Devens federal prison medical center guards acquitted in prisoner abuse case

Two correctional officers at Devens Federal Prison Medical Center in Ayer were acquitted Thursday in federal court in Boston on three counts related to the 2019 wounding of a handcuffed inmate, but the jury is deadlocked on a fourth count, court records show. .

Seth M. Bourget, 41, of Woodstock, Connecticut, a senior corrections officer, was found not guilty of disenfranchisement under law or governmental authority, after he allegedly dropped his knee on the head of a handcuffed inmate, according to court records. .

The jury could not rule on a second charge of disenfranchisement under the guise of law for allegedly hitting the prisoner with a protective shield, according to court documents.

Lt. Joseph M. Lavorato, 53, of Wilmington, was acquitted of one charge of obstructing official process and one charge of destroying, altering or falsifying documents in a federal investigation, according to the documents filed in court.

Brad Bailey, attorney for Lavorato, said his client no longer worked at Devens after 27 years with the Bureau of Prisons. Lavorato “is grateful for the hard work and the jury’s decision today,” Bailey said in a statement.
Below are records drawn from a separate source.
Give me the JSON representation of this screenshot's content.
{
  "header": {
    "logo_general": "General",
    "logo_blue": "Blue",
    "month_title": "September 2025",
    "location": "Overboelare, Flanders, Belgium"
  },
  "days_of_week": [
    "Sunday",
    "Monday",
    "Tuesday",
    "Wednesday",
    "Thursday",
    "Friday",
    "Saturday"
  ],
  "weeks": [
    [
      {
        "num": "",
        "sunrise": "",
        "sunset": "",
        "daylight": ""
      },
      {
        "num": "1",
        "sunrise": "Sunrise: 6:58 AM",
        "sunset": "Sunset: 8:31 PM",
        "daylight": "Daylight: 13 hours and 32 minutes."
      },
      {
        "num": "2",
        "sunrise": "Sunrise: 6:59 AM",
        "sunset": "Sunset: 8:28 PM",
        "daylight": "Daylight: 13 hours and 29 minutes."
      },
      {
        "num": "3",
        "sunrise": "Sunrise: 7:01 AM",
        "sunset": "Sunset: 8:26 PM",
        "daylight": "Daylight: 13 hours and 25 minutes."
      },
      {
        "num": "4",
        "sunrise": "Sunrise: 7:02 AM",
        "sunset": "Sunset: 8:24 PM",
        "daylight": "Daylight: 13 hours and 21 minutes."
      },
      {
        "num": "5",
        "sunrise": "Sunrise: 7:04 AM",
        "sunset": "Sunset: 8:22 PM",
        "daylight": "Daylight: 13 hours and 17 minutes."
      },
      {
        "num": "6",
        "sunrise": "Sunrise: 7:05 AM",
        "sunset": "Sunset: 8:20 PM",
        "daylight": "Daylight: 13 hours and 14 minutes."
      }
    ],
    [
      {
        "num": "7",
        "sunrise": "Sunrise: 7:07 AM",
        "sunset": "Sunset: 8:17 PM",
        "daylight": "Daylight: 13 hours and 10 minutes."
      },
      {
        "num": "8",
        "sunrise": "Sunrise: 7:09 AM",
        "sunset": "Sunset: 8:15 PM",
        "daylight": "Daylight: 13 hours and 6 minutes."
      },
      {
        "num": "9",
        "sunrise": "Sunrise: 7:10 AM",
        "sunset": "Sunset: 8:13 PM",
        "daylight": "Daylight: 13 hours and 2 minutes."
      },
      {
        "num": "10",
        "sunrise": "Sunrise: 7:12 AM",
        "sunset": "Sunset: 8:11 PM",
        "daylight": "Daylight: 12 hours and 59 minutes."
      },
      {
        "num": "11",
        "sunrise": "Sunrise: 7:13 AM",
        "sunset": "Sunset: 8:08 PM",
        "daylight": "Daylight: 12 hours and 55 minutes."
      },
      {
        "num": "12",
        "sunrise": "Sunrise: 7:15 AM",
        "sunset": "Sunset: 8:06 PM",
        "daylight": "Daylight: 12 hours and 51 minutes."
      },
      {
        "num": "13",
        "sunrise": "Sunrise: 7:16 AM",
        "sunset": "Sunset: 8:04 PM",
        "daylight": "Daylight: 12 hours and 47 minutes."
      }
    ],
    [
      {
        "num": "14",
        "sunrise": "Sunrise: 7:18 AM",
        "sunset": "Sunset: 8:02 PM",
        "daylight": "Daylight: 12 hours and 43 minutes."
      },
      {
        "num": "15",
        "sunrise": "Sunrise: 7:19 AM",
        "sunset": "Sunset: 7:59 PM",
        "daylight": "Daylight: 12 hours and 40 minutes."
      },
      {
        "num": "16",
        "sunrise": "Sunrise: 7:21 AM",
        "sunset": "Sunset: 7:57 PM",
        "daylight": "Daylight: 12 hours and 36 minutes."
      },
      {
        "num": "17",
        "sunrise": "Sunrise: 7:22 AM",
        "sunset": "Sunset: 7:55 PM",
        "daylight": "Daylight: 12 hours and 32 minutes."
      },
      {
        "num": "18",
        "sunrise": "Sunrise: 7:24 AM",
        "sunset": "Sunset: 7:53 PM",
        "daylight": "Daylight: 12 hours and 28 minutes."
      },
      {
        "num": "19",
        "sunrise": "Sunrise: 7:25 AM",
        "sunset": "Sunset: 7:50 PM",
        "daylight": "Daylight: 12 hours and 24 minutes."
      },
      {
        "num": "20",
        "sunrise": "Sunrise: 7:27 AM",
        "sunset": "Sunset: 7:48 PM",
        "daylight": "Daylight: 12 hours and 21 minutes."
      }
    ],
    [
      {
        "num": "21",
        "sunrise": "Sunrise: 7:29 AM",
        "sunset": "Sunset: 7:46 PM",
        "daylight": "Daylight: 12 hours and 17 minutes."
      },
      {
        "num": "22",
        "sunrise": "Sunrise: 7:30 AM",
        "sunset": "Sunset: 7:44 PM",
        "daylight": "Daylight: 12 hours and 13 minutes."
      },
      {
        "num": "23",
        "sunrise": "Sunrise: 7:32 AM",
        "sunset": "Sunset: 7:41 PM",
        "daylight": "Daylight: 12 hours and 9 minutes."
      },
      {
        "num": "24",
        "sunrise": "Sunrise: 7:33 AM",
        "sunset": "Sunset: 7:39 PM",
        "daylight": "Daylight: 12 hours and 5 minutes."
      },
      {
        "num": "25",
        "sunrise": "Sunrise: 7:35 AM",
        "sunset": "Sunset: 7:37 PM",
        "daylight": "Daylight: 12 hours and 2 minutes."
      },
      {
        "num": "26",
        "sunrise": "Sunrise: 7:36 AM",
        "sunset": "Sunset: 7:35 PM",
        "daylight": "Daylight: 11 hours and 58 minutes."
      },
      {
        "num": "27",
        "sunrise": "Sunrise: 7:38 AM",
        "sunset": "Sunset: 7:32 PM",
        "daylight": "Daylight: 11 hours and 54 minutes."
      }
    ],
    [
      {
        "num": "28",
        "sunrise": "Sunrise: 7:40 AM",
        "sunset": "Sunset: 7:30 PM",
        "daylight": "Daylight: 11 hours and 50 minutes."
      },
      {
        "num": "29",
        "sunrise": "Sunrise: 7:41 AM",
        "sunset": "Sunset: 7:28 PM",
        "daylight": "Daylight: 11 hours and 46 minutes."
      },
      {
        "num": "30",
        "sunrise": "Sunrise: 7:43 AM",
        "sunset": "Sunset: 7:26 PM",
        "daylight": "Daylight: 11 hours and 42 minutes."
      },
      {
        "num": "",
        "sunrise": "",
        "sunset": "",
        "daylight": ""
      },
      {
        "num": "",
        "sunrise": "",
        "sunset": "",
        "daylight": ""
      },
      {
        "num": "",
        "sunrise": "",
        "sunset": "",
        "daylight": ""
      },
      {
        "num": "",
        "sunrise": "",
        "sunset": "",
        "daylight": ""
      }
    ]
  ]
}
“He is thrilled to know that his name and stellar reputation have been restored,” he said. “He and his family are looking forward to a bright and happy future after what has been a long and difficult two year ordeal.”

Michael Sheridan, Bourget’s lawyer, also thanked the jury “for their very important public service”.

“Mr. Bourget, a conscientious and dedicated corrections officer with over 10 years of experience, proclaimed his innocence from the start and the verdict was vindicated after nearly three years of waiting for his appearance in court” , Sheridan said in a statement.

Representatives from the US Bureau of Prisons did not immediately respond to requests for comment.

U.S. Attorney Rachael Rollins said she respects the jury’s verdict, but believes “the allegations warrant the government’s investigation and charges.”

“Wearing a badge comes with tremendous responsibility and obligations to not only enforce and obey the law, but also to respect the civil rights of those in your custody and care,” Rollins said. in a press release. “This includes people in prison facilities, many of whom struggle with significant mental health issues, like the victim in this case.”

Rollins said his office “will continue to vigorously investigate and, where appropriate, prosecute allegations of civil rights abuses. This must also be the case when the allegations are against Bureau of Prisons employees, who themselves do part of the Department of Justice system.

Prosecutors had alleged that in June 2019, Bourget dropped his knee on an inmate’s head and struck the prisoner with a protective shield with excessive force while handcuffed on the floor of a cell locked in the mental health accommodation unit, according to the indictment in the case.

Lavorato then allegedly failed to report the man’s injuries, concealed a video recording of the incident and filed a report saying the security camera was not working because its battery was dead, prosecutors said.


Jeremy C. Fox can be contacted at [email protected] Follow him on Twitter @jeremycfox.